Problem to solve:
Read the listing below and copy out every line that holds "Pacific".

The input:

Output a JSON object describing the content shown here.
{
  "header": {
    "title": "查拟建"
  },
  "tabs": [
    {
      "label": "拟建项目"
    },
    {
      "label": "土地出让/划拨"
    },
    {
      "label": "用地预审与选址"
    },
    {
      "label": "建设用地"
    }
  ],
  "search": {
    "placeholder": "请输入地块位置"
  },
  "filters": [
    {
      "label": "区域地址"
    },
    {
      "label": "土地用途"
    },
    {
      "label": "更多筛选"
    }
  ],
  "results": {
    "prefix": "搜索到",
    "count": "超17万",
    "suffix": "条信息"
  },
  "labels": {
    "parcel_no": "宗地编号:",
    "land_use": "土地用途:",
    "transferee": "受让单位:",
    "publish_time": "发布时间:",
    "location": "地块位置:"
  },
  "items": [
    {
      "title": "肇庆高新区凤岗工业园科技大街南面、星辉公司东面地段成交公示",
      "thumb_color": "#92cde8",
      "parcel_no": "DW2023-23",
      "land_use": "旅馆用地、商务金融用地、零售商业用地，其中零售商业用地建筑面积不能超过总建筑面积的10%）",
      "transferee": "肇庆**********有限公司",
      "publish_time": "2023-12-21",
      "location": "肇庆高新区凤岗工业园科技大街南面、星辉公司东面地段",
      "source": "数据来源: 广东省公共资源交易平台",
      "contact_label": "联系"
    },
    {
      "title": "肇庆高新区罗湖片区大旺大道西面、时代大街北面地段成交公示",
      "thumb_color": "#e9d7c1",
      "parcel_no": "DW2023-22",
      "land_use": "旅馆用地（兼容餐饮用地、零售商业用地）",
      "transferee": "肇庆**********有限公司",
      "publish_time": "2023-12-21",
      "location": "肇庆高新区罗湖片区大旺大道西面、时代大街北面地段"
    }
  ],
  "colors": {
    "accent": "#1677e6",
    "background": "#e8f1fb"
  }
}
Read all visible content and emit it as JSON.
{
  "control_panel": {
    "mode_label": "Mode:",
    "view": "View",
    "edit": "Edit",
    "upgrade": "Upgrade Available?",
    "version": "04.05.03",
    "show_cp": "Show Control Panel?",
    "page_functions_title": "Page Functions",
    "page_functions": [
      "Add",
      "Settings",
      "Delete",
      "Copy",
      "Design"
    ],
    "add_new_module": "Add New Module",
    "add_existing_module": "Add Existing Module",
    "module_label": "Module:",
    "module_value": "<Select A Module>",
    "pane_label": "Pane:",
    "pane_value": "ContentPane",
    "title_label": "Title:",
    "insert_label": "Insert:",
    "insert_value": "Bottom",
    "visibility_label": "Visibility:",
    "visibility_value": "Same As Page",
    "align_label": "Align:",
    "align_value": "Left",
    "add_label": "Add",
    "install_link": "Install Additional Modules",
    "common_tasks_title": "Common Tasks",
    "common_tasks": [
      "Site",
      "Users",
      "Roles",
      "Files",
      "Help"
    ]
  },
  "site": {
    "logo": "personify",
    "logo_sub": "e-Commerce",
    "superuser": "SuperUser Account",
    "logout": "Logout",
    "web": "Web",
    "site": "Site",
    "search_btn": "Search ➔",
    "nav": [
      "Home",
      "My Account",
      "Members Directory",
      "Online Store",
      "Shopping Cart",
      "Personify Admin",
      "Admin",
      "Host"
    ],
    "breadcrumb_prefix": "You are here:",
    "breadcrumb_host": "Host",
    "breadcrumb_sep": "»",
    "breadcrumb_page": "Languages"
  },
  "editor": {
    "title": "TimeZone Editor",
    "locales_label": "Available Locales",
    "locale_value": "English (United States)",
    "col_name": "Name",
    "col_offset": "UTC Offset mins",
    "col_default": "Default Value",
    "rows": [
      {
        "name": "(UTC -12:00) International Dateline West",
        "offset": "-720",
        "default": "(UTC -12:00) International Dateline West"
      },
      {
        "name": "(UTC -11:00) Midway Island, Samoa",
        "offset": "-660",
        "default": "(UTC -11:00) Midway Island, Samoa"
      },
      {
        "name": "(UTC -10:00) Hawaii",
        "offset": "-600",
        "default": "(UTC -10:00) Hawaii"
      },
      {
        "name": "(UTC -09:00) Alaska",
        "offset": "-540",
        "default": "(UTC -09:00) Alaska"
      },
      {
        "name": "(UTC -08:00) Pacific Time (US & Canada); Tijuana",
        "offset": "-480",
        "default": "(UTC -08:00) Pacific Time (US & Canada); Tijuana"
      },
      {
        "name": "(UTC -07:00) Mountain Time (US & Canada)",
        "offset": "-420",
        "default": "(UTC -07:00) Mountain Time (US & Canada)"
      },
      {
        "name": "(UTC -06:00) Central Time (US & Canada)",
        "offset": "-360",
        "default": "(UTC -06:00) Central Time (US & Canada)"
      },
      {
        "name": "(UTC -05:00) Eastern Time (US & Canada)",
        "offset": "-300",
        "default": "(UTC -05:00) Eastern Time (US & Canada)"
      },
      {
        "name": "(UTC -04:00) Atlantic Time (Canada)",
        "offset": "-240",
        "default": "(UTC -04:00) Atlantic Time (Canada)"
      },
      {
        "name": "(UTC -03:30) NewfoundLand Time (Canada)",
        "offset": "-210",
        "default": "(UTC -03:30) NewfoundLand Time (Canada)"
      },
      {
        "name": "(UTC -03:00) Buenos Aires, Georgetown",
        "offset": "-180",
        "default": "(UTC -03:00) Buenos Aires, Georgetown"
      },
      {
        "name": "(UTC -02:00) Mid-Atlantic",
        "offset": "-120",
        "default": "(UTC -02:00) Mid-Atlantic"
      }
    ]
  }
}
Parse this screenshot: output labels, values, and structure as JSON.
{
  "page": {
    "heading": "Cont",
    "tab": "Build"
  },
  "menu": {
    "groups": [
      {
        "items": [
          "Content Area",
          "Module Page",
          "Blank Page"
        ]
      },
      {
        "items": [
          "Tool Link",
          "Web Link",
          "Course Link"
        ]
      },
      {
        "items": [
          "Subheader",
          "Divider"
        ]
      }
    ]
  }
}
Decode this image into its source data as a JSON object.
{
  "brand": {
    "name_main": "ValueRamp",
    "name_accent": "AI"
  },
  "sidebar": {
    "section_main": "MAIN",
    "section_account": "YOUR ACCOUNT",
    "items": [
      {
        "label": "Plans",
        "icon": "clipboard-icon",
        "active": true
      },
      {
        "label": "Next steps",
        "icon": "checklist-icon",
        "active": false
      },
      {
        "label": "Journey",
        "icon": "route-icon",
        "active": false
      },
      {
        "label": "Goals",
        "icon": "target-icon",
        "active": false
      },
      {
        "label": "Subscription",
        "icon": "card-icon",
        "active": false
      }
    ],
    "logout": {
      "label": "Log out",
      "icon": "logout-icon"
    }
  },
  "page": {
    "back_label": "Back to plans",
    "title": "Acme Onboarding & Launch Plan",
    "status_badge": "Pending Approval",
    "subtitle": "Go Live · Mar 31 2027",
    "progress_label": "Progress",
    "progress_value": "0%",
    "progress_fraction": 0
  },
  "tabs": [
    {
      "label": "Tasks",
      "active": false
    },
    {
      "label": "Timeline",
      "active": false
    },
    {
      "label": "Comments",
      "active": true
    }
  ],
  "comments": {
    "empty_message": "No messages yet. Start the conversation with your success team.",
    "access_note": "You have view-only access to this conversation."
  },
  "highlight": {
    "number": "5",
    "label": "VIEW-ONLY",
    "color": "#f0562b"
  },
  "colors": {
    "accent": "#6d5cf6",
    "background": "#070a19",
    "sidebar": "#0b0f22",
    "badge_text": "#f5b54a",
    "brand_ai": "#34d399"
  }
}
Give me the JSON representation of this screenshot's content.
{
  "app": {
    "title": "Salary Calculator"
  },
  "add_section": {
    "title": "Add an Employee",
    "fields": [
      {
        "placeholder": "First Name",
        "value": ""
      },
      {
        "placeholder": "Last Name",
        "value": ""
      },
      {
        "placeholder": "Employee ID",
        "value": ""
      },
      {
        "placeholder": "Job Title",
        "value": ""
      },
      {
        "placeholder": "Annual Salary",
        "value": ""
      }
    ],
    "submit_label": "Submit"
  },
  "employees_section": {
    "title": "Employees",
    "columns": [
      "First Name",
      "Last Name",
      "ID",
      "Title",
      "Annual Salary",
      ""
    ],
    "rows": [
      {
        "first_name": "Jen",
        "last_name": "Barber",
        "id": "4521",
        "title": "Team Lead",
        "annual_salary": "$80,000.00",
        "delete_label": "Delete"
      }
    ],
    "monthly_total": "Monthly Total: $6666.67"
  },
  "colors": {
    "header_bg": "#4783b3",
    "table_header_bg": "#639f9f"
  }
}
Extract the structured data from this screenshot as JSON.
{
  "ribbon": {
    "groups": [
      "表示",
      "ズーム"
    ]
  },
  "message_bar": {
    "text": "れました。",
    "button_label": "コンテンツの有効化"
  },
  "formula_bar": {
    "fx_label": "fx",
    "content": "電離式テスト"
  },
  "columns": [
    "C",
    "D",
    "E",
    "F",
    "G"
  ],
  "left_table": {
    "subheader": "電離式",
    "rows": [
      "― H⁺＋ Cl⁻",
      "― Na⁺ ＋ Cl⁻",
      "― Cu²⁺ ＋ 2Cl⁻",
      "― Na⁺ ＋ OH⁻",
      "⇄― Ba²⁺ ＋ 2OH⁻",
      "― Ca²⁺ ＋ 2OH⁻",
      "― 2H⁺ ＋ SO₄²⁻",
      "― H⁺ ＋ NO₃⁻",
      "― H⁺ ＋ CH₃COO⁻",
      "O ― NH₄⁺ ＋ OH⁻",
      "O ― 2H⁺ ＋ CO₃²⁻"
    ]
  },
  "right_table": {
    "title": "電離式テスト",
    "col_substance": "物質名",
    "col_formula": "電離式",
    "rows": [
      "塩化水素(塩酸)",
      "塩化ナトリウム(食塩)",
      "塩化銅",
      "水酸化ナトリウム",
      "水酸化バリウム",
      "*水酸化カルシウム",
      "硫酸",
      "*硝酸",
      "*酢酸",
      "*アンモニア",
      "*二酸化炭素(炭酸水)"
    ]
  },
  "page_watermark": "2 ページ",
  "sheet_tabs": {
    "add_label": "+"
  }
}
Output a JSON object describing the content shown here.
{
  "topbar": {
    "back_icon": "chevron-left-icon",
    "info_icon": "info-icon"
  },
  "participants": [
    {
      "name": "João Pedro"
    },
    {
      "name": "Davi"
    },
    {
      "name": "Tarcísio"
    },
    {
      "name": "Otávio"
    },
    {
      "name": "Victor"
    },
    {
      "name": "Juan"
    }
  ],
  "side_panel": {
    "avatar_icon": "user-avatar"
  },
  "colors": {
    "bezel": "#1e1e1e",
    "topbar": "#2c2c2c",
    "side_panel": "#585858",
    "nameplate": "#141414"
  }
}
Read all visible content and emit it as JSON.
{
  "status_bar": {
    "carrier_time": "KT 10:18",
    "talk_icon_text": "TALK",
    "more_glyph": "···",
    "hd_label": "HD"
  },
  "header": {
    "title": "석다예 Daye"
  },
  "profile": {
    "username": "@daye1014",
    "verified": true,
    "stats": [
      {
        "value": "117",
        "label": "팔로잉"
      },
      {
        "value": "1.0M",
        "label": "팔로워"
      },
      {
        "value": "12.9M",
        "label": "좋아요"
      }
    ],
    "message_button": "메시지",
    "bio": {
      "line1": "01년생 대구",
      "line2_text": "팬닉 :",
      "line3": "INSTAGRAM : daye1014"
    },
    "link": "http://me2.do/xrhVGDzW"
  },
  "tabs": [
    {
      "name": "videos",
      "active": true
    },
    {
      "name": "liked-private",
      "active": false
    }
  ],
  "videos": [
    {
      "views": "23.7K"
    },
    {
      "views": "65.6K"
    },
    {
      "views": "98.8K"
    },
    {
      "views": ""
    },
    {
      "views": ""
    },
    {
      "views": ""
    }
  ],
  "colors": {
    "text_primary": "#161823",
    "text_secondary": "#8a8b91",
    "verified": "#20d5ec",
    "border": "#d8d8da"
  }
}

Answer to this exercise:
        "name": "(UTC -08:00) Pacific Time (US & Canada); Tijuana",
        "default": "(UTC -08:00) Pacific Time (US & Canada); Tijuana"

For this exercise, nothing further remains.